With all the store closures taking place these days and into the near future, Weintraub said the mall can no longer be just about shopping. With fewer traditional stores, there will be a move to convert spaces to more community-oriented uses and experiences.
One other trend into the future, Weintraub said, will be more residential use at malls. That could include either building on top of the mall or building condos on parking lot land for example beside the mall.
FIVE KEY CHANGES MALLS SHOULD INVEST IN POST-COVID
According to Deloitte, here’s a closer look at the five key changes mall owners and retailers need to invest in order to survive and thrive in the post-pandemic world and get Canadians coming back in store:
Focus on safety and convenience: “The new mall will need to carefully balance consumers’ desire for social interaction with their need for a safe, easy shopping experience. Retailers and landlords need to address customers’ concerns by finding innovative ways to adjust how they organize their stores, interact with customers, collect payment, and deliver products. The key to getting people back into malls will be for owners and retailers to work together to invest in customer safety, and to provide tools and applications that make for a smoother, more convenient shopping experience.”
Rethink the role of the store: “Given mall foot traffic had fallen by 22 percent in the country’s top 10 malls even before the COVID-19 outbreak (2019 vs. 2018), retailers need to reconsider the size and number of stores that will meet their customers’ needs, eliminating poorer-performing stores and focusing on showroom, pop-up locations, and other innovative formats.
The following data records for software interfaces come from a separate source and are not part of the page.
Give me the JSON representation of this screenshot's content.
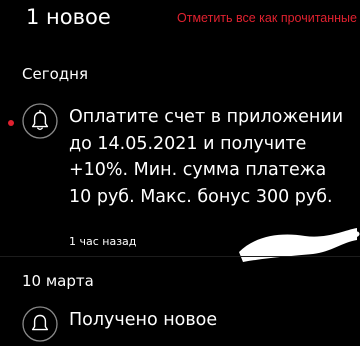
{
  "header": {
    "title": "1 новое",
    "mark_all_read": "Отметить все как прочитанные"
  },
  "sections": [
    {
      "title": "Сегодня",
      "notifications": [
        {
          "text": "Оплатите счет в приложении до 14.05.2021 и получите +10%. Мин. сумма платежа 10 руб. Макс. бонус 300 руб.",
          "time": "1 час назад",
          "unread": true,
          "icon": "bell-icon"
        }
      ]
    },
    {
      "title": "10 марта",
      "notifications": [
        {
          "text": "Получено новое",
          "icon": "bell-icon"
        }
      ]
    }
  ],
  "colors": {
    "accent": "#e0212f",
    "background": "#000000",
    "text": "#ffffff",
    "icon_border": "#8a8a8a"
  }
}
The growth of online shopping (with 78 percent of consumers expecting online shopping to increase in popularity post-pandemic) calls into question the need for an extensive network of stores. Consumers will no longer come in just to browse; they will arrive already knowing what they want, and the associate’s role will be to facilitate the purchase through an exceptional customer experience.”
Make way for the food revolution: “As less relevant fashion retailers move out of mall locations, their departure will make room for landlords to bring in an exciting new breed of restaurant offerings. This will feed the consumer’s desire for social experience and will likely become the new anchor bringing visitors to the mall. As a social experience, dining out appeals to all customer segments—and it cannot be replicated online. Smart mall owners are viewing food and beverage venues as the new anchor that will enhance their destination appeal. When it comes to the experience of food choices in the mall, a renaissance is coming.”
Embrace technology: “Retailers need to take a page from digital-first companies—it’s never been more important to build a seamless and integrated physical and digital brand presence. Customers are increasingly looking for a digitized experience both online and off, enabled by technological innovation at every turn. Malls and retailers need to use digital tools to maximize productivity and efficiency and create a dynamic, engaging experience, such as product testing and simulation using AR and VR technologies, an ‘endless-aisle’ distribution strategy that can deliver in 24 hours or less, pop-up shops to showcase new products both in person and online, as well as online concierge services, digitized browsing, and virtual fitting rooms.”
Become a new destination: “Most of all, the mall must become the new meeting place for the community—a multi-purpose destination that offers extensive leisure activities as well as other functions, like office, residential, and cultural amenities. Shops should be mixed in with other complementary uses, giving visitors an interactive experience in which the entire environment comes into play. Owners may need to rethink their rental models to allow for different types of retail experiences, such as short-term pop-ups or exhibitions. There is a great opportunity here to be innovative.”